Saturday, March 21, 2015

Is the World on Fire?

Paul Waldman had the appropriate response to the whole kerfuffle about Sen. Ted Cruz scaring a child with his assertions that the world is on fire. Whether or not one child was scared is apparently debatable and mostly irrelevant. The real question is why Cruz would say such a thing in the first place (a statement like that is designed to scare people...that's the whole point) and whether or not it's true.

The Republicans have made it their business to scare people. I suspect that if it wasn't for ISIS, they'd find something else to use for those purposes (Ebola worked for a while, as did the children crossing our border from Central America). But for right now, ISIS is their weapon of choice. And according to the data Waldman provided from the latest CNN poll, it seems to be working.

What's interesting is to compare that with what John Simpson reports from Baghdad - a city that was feeling a real threat from ISIS just last summer.
After 12 years in which the worst of any range of possibilities usually came about, it does feel as though Iraq could at long last be starting to turn the corner. That is certainly what people here in Baghdad, probably the most pessimistic city on earth, are now allowing themselves to hope. 
Why would the people of Baghdad be thinking that their country "could at long last be starting to turn the corner?" Perhaps its because their future depends on knowing the truth rather than being fed lies that are designed to stir up fear...truth like this:
The call of the caliphate has galvanised zealots. Yet, even as IS launches terrorist attacks, the good news is that cracks in the caliphate are becoming increasingly apparent. IS is losing ground, money and the consent of the people it rules.

The caliphate has been pushed out of the Syrian town of Kobane by Kurdish fighters, backed by American air power. It is being squeezed in Tikrit (the tribal base of the former dictator, Saddam Hussein) by the Iraqi army and Shia militias co-ordinated by Iran. Compared with the peak, when it was at the gates of Baghdad, its territory has shrunk by about 25%.

IS’s funds are dwindling, too. America and its allies have bombed lucrative oil facilities. Most of the hostages have been sold or murdered in video-recorded beheadings. Now that IS’s forces are retreating, the loot of conquest has dried up. Some analysts reckon it may have lost up to 75% of its revenues. That makes it harder for IS to keep fighting and to provide services to the roughly 8m people living under its rule.
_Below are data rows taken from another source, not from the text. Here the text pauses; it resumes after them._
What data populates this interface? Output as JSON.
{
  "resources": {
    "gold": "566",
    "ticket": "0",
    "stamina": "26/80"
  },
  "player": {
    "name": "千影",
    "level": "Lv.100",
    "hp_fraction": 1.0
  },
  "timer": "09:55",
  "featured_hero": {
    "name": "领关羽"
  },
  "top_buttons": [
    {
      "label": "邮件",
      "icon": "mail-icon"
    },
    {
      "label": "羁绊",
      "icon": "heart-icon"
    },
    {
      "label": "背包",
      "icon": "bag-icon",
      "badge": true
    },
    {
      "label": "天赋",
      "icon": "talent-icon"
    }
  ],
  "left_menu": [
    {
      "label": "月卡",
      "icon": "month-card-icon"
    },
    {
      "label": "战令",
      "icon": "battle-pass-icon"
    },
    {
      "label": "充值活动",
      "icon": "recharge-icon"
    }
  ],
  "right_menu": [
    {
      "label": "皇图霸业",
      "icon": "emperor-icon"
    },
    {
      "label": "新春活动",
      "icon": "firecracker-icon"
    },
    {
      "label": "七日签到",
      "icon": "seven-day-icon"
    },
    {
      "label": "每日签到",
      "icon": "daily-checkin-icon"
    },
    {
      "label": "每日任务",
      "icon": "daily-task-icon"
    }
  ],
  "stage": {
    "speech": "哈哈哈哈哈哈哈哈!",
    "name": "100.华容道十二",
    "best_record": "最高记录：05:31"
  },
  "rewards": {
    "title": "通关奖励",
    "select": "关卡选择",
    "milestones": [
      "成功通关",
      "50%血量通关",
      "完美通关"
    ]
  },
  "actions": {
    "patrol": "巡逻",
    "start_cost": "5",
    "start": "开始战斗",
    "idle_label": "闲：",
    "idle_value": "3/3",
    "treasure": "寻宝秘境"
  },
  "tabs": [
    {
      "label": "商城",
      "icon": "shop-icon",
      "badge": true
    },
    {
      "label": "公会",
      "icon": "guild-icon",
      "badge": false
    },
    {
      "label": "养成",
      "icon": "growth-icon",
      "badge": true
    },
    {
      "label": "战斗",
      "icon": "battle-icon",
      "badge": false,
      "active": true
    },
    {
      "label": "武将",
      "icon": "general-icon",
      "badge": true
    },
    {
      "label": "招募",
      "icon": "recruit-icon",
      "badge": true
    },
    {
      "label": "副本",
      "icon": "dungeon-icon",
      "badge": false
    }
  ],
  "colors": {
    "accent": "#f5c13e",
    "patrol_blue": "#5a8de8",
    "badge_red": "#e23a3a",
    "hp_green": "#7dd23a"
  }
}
That may help explain signs of internal tension. The movement has started to kill its own followers, sometimes for fleeing before the enemy and on at least one occasion supposedly for zealously beheading too many people. Residents complain of extortion, violent repression and declining public services. There are reports of tensions between local and foreign members over disparities in pay.

Judged by its own standard, then, the caliphate is failing as an all-conquering state and model for society. That matters because a proto-state with a large territory and population to defend is also more vulnerable to setbacks than terrorist groups that are not rooted to a patch of land. Precisely because IS claims to be running a model Islamic state, its visible failure exposes the bankruptcy of its ideology and the hollowness of its claims to would-be recruits. If, as some say, the secret of IS’s success is success itself; then failure will gain momentum, too.
As that article goes on to say, the "degrade" portion of President Obama's strategy of "degrade and destroy" is underway. But...
Destruction is much further off. As much as Islamic State is a cause of chaos in the Middle East, it is also a symptom. Its ideology feeds off Sunnis’ sense of victimhood. The group has taken root across the region, and especially where the state has collapsed. Defeating it is ultimately a matter of rebuilding governments in the Arab world—a task that will take decades.
That echoes exactly what President Obama told Matt Yglesias.
So the biggest challenge we have right now is disorder. Failed states. Asymmetric threats from terrorist organizations...

But this is going to be a generational challenge in the Muslim world and the Middle East that not only the United States but everybody's going to have to deal with. And we're going to have to have some humility in recognizing that we don't have the option of simply invading every country where disorder breaks out. And that to some degree, the people of these countries are going to have to, you know, find their own way. And we can help them but we can't do it for them.
Allowing fear to guide our response to these challenges is exactly what FDR warned us about when he said: "The only thing we have to fear is fear itself." To avoid that danger we need to inform ourselves, accurately assess the situation and support efforts to tackle these issues both in the present and over the long term. Simply shouting "the world is on fire" won't cut it.


  1. If you want something to fear, fear republicans. They are the greatest danger we face. Screw ISIS.

  2. I can't imagine why anyone would think the Republicans or Israelis would abandon the tactic of using fear to control people. It works so well. If it stopped working, they might stop using it. As long as there are humans, then the tactic will work. The media is always going to support the fear model because it drives ratings. The only antidote to this is hope. If the Iraqis can find hope, then so can we.